Ecuador has struck a historic agreement to leave one-fifth of its oil reserves untapped forever. The move protects a marvelously rich area of the Amazon rainforest and will net Ecuador $3.6 billion in compensation—half the oil’s estimated value at today’s market rates—from a United Nations trust fund supported by developed countries.
Reports Positive News:
The region is considered to be one of the most biodiverse on the planet and was declared a World Biosphere Reserve by UNESCO in 1989. It has more tree species in a single hectare than the U.S. and Canada combined and is teeming with a diverse array of insects, birds, amphibians, and mammals, a significant number of which are endangered. The 675-square-mile Ishpingo Tambococha Tiputini sector is the ancestral territory of the Huaorani people, as well as the Tagaeri and Taromenane—two of the last remaining “uncontacted” tribes in the world.
Before U.N. conspiracy theorists get all worked up about this, they should keep in mind that the fund, run by the United Nations Development Program, is a voluntary endeavor in which “donor countries, philanthropists and individuals around the world are being invited to pay the money in return for a non-exploitation guarantee,” reports Britain’s Guardian. So far, Germany has indicated it will pay $800 million over 13 years, while Spain, France, and Switzerland are considering chipping in. Writes the Guardian:
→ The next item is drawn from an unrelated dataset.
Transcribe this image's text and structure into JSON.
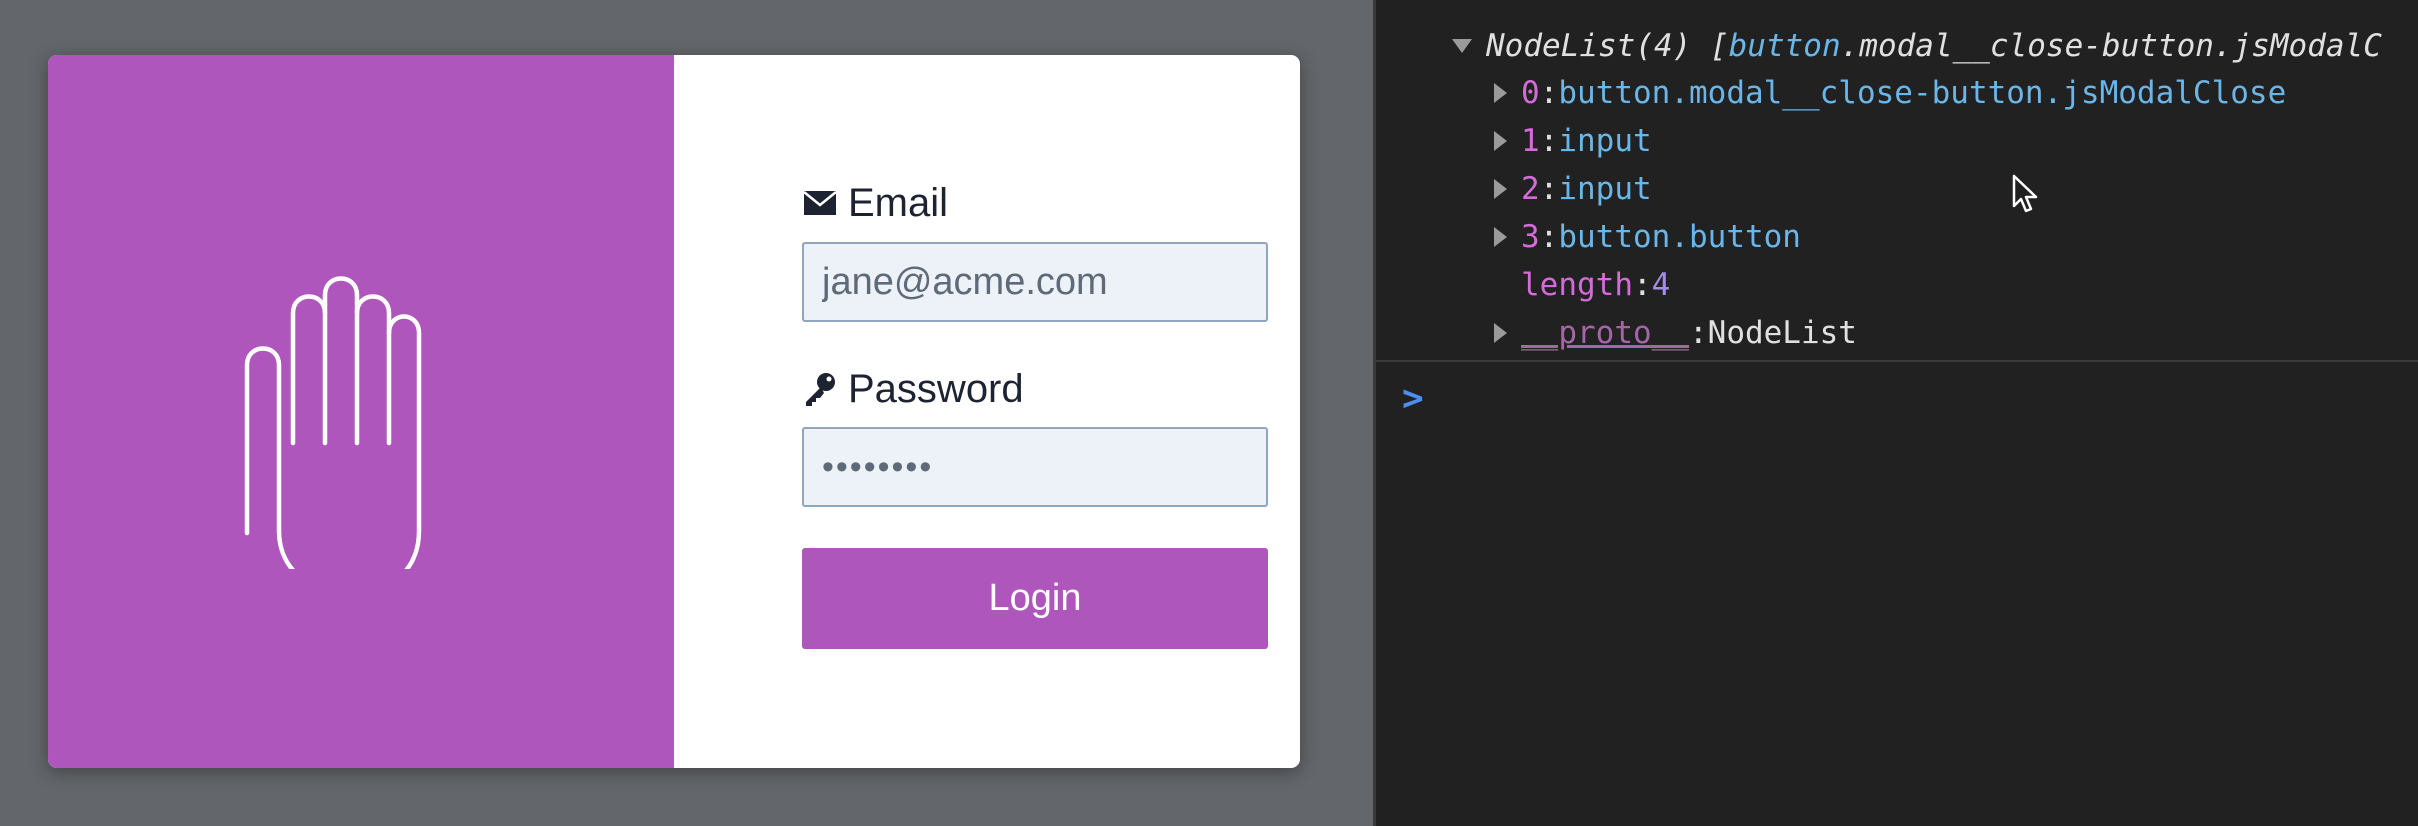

The idea of rich countries paying poor countries not to exploit their forests in return for financial compensation is being promoted [in global climate change discussions] … But the idea of paying poor countries not to develop valuable oil reserves is believed to be the most radical and most forward-looking yet.
Of course, the recent unrest in Ecuador, including an incident that President Rafael Correa described as a coup attempt, doesn’t bode well for these sorts of deals—if Correa were unseated by hostile forces, would his successor honor the no-drilling pact? Join a debate at United Nations University about the pros and cons of this new approach to conservation.
Source: Positive News (article not available online), The Guardian, United Nations University
Image by ggallice, licensed under Creative Commons.